ACTIVITY:
Copy the listing exactly as given. Omit every picture.

EXERCISE DATA:
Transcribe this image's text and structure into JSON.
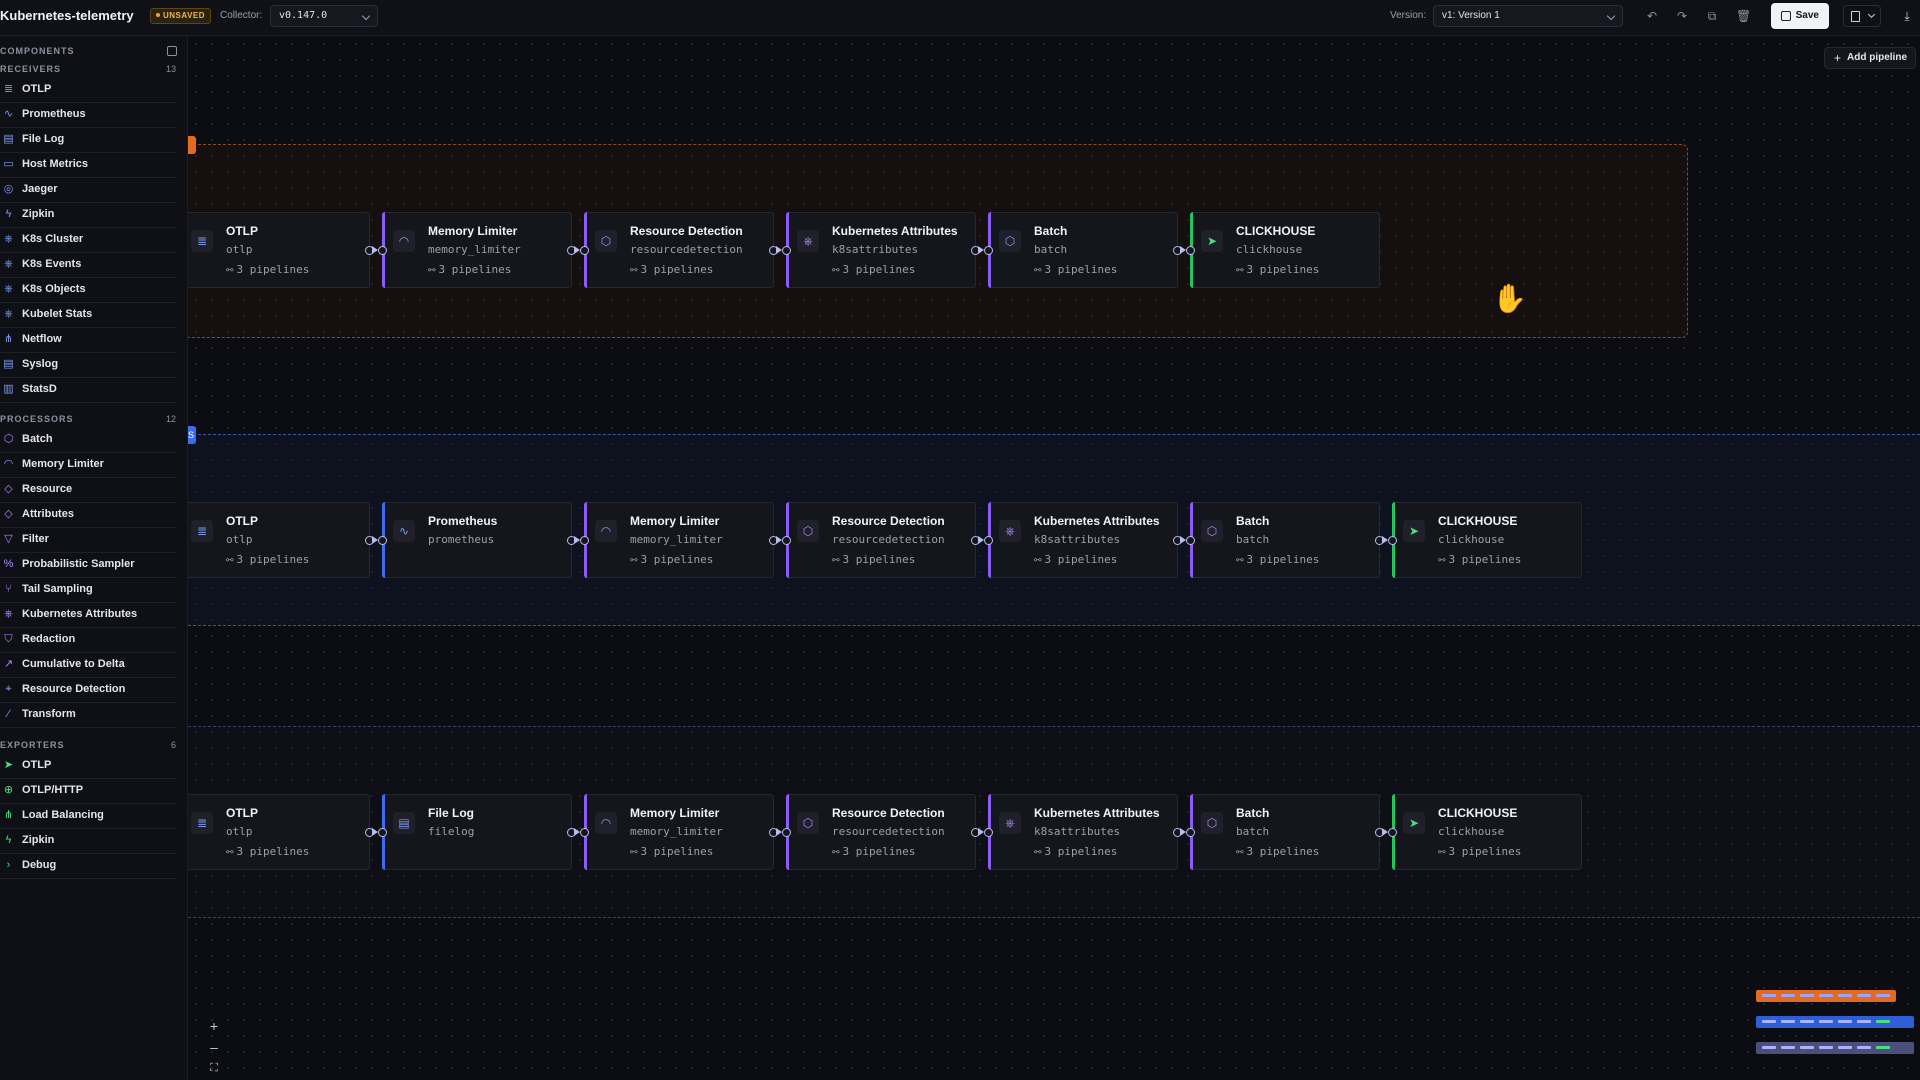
{
  "header": {
    "app_title": "Kubernetes-telemetry",
    "unsaved_badge": "UNSAVED",
    "collector_label": "Collector:",
    "collector_value": "v0.147.0",
    "version_label": "Version:",
    "version_value": "v1: Version 1",
    "save_label": "Save"
  },
  "sidebar": {
    "title": "COMPONENTS",
    "receivers": {
      "header": "RECEIVERS",
      "count": "13",
      "items": [
        {
          "label": "OTLP",
          "icon": "database-icon"
        },
        {
          "label": "Prometheus",
          "icon": "activity-icon"
        },
        {
          "label": "File Log",
          "icon": "file-icon"
        },
        {
          "label": "Host Metrics",
          "icon": "server-icon"
        },
        {
          "label": "Jaeger",
          "icon": "compass-icon"
        },
        {
          "label": "Zipkin",
          "icon": "zap-icon"
        },
        {
          "label": "K8s Cluster",
          "icon": "k8s-icon"
        },
        {
          "label": "K8s Events",
          "icon": "k8s-icon"
        },
        {
          "label": "K8s Objects",
          "icon": "k8s-icon"
        },
        {
          "label": "Kubelet Stats",
          "icon": "k8s-icon"
        },
        {
          "label": "Netflow",
          "icon": "network-icon"
        },
        {
          "label": "Syslog",
          "icon": "document-icon"
        },
        {
          "label": "StatsD",
          "icon": "bar-chart-icon"
        }
      ]
    },
    "processors": {
      "header": "PROCESSORS",
      "count": "12",
      "items": [
        {
          "label": "Batch",
          "icon": "package-icon"
        },
        {
          "label": "Memory Limiter",
          "icon": "gauge-icon"
        },
        {
          "label": "Resource",
          "icon": "tag-icon"
        },
        {
          "label": "Attributes",
          "icon": "tag-icon"
        },
        {
          "label": "Filter",
          "icon": "filter-icon"
        },
        {
          "label": "Probabilistic Sampler",
          "icon": "percent-icon"
        },
        {
          "label": "Tail Sampling",
          "icon": "git-branch-icon"
        },
        {
          "label": "Kubernetes Attributes",
          "icon": "k8s-icon"
        },
        {
          "label": "Redaction",
          "icon": "shield-icon"
        },
        {
          "label": "Cumulative to Delta",
          "icon": "trending-icon"
        },
        {
          "label": "Resource Detection",
          "icon": "scan-icon"
        },
        {
          "label": "Transform",
          "icon": "wand-icon"
        }
      ]
    },
    "exporters": {
      "header": "EXPORTERS",
      "count": "6",
      "items": [
        {
          "label": "OTLP",
          "icon": "send-icon"
        },
        {
          "label": "OTLP/HTTP",
          "icon": "globe-icon"
        },
        {
          "label": "Load Balancing",
          "icon": "network-icon"
        },
        {
          "label": "Zipkin",
          "icon": "zap-icon"
        },
        {
          "label": "Debug",
          "icon": "terminal-icon"
        }
      ]
    }
  },
  "canvas": {
    "add_pipeline_label": "Add pipeline",
    "pipeline_tags": [
      "",
      "S"
    ],
    "pipelines": [
      {
        "accent": "#e46b1e",
        "nodes": [
          {
            "title": "OTLP",
            "id": "otlp",
            "pipelines": "3 pipelines",
            "kind": "receiver",
            "icon": "database-icon"
          },
          {
            "title": "Memory Limiter",
            "id": "memory_limiter",
            "pipelines": "3 pipelines",
            "kind": "processor",
            "icon": "gauge-icon"
          },
          {
            "title": "Resource Detection",
            "id": "resourcedetection",
            "pipelines": "3 pipelines",
            "kind": "processor",
            "icon": "cube-icon"
          },
          {
            "title": "Kubernetes Attributes",
            "id": "k8sattributes",
            "pipelines": "3 pipelines",
            "kind": "processor",
            "icon": "k8s-icon"
          },
          {
            "title": "Batch",
            "id": "batch",
            "pipelines": "3 pipelines",
            "kind": "processor",
            "icon": "cube-icon"
          },
          {
            "title": "CLICKHOUSE",
            "id": "clickhouse",
            "pipelines": "3 pipelines",
            "kind": "exporter",
            "icon": "send-icon"
          }
        ]
      },
      {
        "accent": "#3b6df0",
        "nodes": [
          {
            "title": "OTLP",
            "id": "otlp",
            "pipelines": "3 pipelines",
            "kind": "receiver",
            "icon": "database-icon"
          },
          {
            "title": "Prometheus",
            "id": "prometheus",
            "pipelines": "",
            "kind": "receiver",
            "icon": "activity-icon"
          },
          {
            "title": "Memory Limiter",
            "id": "memory_limiter",
            "pipelines": "3 pipelines",
            "kind": "processor",
            "icon": "gauge-icon"
          },
          {
            "title": "Resource Detection",
            "id": "resourcedetection",
            "pipelines": "3 pipelines",
            "kind": "processor",
            "icon": "cube-icon"
          },
          {
            "title": "Kubernetes Attributes",
            "id": "k8sattributes",
            "pipelines": "3 pipelines",
            "kind": "processor",
            "icon": "k8s-icon"
          },
          {
            "title": "Batch",
            "id": "batch",
            "pipelines": "3 pipelines",
            "kind": "processor",
            "icon": "cube-icon"
          },
          {
            "title": "CLICKHOUSE",
            "id": "clickhouse",
            "pipelines": "3 pipelines",
            "kind": "exporter",
            "icon": "send-icon"
          }
        ]
      },
      {
        "accent": "#6f6fd8",
        "nodes": [
          {
            "title": "OTLP",
            "id": "otlp",
            "pipelines": "3 pipelines",
            "kind": "receiver",
            "icon": "database-icon"
          },
          {
            "title": "File Log",
            "id": "filelog",
            "pipelines": "",
            "kind": "receiver",
            "icon": "file-icon"
          },
          {
            "title": "Memory Limiter",
            "id": "memory_limiter",
            "pipelines": "3 pipelines",
            "kind": "processor",
            "icon": "gauge-icon"
          },
          {
            "title": "Resource Detection",
            "id": "resourcedetection",
            "pipelines": "3 pipelines",
            "kind": "processor",
            "icon": "cube-icon"
          },
          {
            "title": "Kubernetes Attributes",
            "id": "k8sattributes",
            "pipelines": "3 pipelines",
            "kind": "processor",
            "icon": "k8s-icon"
          },
          {
            "title": "Batch",
            "id": "batch",
            "pipelines": "3 pipelines",
            "kind": "processor",
            "icon": "cube-icon"
          },
          {
            "title": "CLICKHOUSE",
            "id": "clickhouse",
            "pipelines": "3 pipelines",
            "kind": "exporter",
            "icon": "send-icon"
          }
        ]
      }
    ]
  },
  "colors": {
    "receiver": "#3b6df0",
    "processor": "#8b5cf6",
    "exporter": "#22c55e",
    "accent_orange": "#e46b1e"
  }
}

WRITTEN SOLUTION:
Transcribe this image's text and structure into JSON.
{
  "header": {
    "app_title": "Kubernetes-telemetry",
    "unsaved_badge": "UNSAVED",
    "collector_label": "Collector:",
    "collector_value": "v0.147.0",
    "version_label": "Version:",
    "version_value": "v1: Version 1",
    "save_label": "Save"
  },
  "sidebar": {
    "title": "COMPONENTS",
    "receivers": {
      "header": "RECEIVERS",
      "count": "13",
      "items": [
        {
          "label": "OTLP",
          "icon": "database-icon"
        },
        {
          "label": "Prometheus",
          "icon": "activity-icon"
        },
        {
          "label": "File Log",
          "icon": "file-icon"
        },
        {
          "label": "Host Metrics",
          "icon": "server-icon"
        },
        {
          "label": "Jaeger",
          "icon": "compass-icon"
        },
        {
          "label": "Zipkin",
          "icon": "zap-icon"
        },
        {
          "label": "K8s Cluster",
          "icon": "k8s-icon"
        },
        {
          "label": "K8s Events",
          "icon": "k8s-icon"
        },
        {
          "label": "K8s Objects",
          "icon": "k8s-icon"
        },
        {
          "label": "Kubelet Stats",
          "icon": "k8s-icon"
        },
        {
          "label": "Netflow",
          "icon": "network-icon"
        },
        {
          "label": "Syslog",
          "icon": "document-icon"
        },
        {
          "label": "StatsD",
          "icon": "bar-chart-icon"
        }
      ]
    },
    "processors": {
      "header": "PROCESSORS",
      "count": "12",
      "items": [
        {
          "label": "Batch",
          "icon": "package-icon"
        },
        {
          "label": "Memory Limiter",
          "icon": "gauge-icon"
        },
        {
          "label": "Resource",
          "icon": "tag-icon"
        },
        {
          "label": "Attributes",
          "icon": "tag-icon"
        },
        {
          "label": "Filter",
          "icon": "filter-icon"
        },
        {
          "label": "Probabilistic Sampler",
          "icon": "percent-icon"
        },
        {
          "label": "Tail Sampling",
          "icon": "git-branch-icon"
        },
        {
          "label": "Kubernetes Attributes",
          "icon": "k8s-icon"
        },
        {
          "label": "Redaction",
          "icon": "shield-icon"
        },
        {
          "label": "Cumulative to Delta",
          "icon": "trending-icon"
        },
        {
          "label": "Resource Detection",
          "icon": "scan-icon"
        },
        {
          "label": "Transform",
          "icon": "wand-icon"
        }
      ]
    },
    "exporters": {
      "header": "EXPORTERS",
      "count": "6",
      "items": [
        {
          "label": "OTLP",
          "icon": "send-icon"
        },
        {
          "label": "OTLP/HTTP",
          "icon": "globe-icon"
        },
        {
          "label": "Load Balancing",
          "icon": "network-icon"
        },
        {
          "label": "Zipkin",
          "icon": "zap-icon"
        },
        {
          "label": "Debug",
          "icon": "terminal-icon"
        }
      ]
    }
  },
  "canvas": {
    "add_pipeline_label": "Add pipeline",
    "pipeline_tags": [
      "",
      "S"
    ],
    "pipelines": [
      {
        "accent": "#e46b1e",
        "nodes": [
          {
            "title": "OTLP",
            "id": "otlp",
            "pipelines": "3 pipelines",
            "kind": "receiver",
            "icon": "database-icon"
          },
          {
            "title": "Memory Limiter",
            "id": "memory_limiter",
            "pipelines": "3 pipelines",
            "kind": "processor",
            "icon": "gauge-icon"
          },
          {
            "title": "Resource Detection",
            "id": "resourcedetection",
            "pipelines": "3 pipelines",
            "kind": "processor",
            "icon": "cube-icon"
          },
          {
            "title": "Kubernetes Attributes",
            "id": "k8sattributes",
            "pipelines": "3 pipelines",
            "kind": "processor",
            "icon": "k8s-icon"
          },
          {
            "title": "Batch",
            "id": "batch",
            "pipelines": "3 pipelines",
            "kind": "processor",
            "icon": "cube-icon"
          },
          {
            "title": "CLICKHOUSE",
            "id": "clickhouse",
            "pipelines": "3 pipelines",
            "kind": "exporter",
            "icon": "send-icon"
          }
        ]
      },
      {
        "accent": "#3b6df0",
        "nodes": [
          {
            "title": "OTLP",
            "id": "otlp",
            "pipelines": "3 pipelines",
            "kind": "receiver",
            "icon": "database-icon"
          },
          {
            "title": "Prometheus",
            "id": "prometheus",
            "pipelines": "",
            "kind": "receiver",
            "icon": "activity-icon"
          },
          {
            "title": "Memory Limiter",
            "id": "memory_limiter",
            "pipelines": "3 pipelines",
            "kind": "processor",
            "icon": "gauge-icon"
          },
          {
            "title": "Resource Detection",
            "id": "resourcedetection",
            "pipelines": "3 pipelines",
            "kind": "processor",
            "icon": "cube-icon"
          },
          {
            "title": "Kubernetes Attributes",
            "id": "k8sattributes",
            "pipelines": "3 pipelines",
            "kind": "processor",
            "icon": "k8s-icon"
          },
          {
            "title": "Batch",
            "id": "batch",
            "pipelines": "3 pipelines",
            "kind": "processor",
            "icon": "cube-icon"
          },
          {
            "title": "CLICKHOUSE",
            "id": "clickhouse",
            "pipelines": "3 pipelines",
            "kind": "exporter",
            "icon": "send-icon"
          }
        ]
      },
      {
        "accent": "#6f6fd8",
        "nodes": [
          {
            "title": "OTLP",
            "id": "otlp",
            "pipelines": "3 pipelines",
            "kind": "receiver",
            "icon": "database-icon"
          },
          {
            "title": "File Log",
            "id": "filelog",
            "pipelines": "",
            "kind": "receiver",
            "icon": "file-icon"
          },
          {
            "title": "Memory Limiter",
            "id": "memory_limiter",
            "pipelines": "3 pipelines",
            "kind": "processor",
            "icon": "gauge-icon"
          },
          {
            "title": "Resource Detection",
            "id": "resourcedetection",
            "pipelines": "3 pipelines",
            "kind": "processor",
            "icon": "cube-icon"
          },
          {
            "title": "Kubernetes Attributes",
            "id": "k8sattributes",
            "pipelines": "3 pipelines",
            "kind": "processor",
            "icon": "k8s-icon"
          },
          {
            "title": "Batch",
            "id": "batch",
            "pipelines": "3 pipelines",
            "kind": "processor",
            "icon": "cube-icon"
          },
          {
            "title": "CLICKHOUSE",
            "id": "clickhouse",
            "pipelines": "3 pipelines",
            "kind": "exporter",
            "icon": "send-icon"
          }
        ]
      }
    ]
  },
  "colors": {
    "receiver": "#3b6df0",
    "processor": "#8b5cf6",
    "exporter": "#22c55e",
    "accent_orange": "#e46b1e"
  }
}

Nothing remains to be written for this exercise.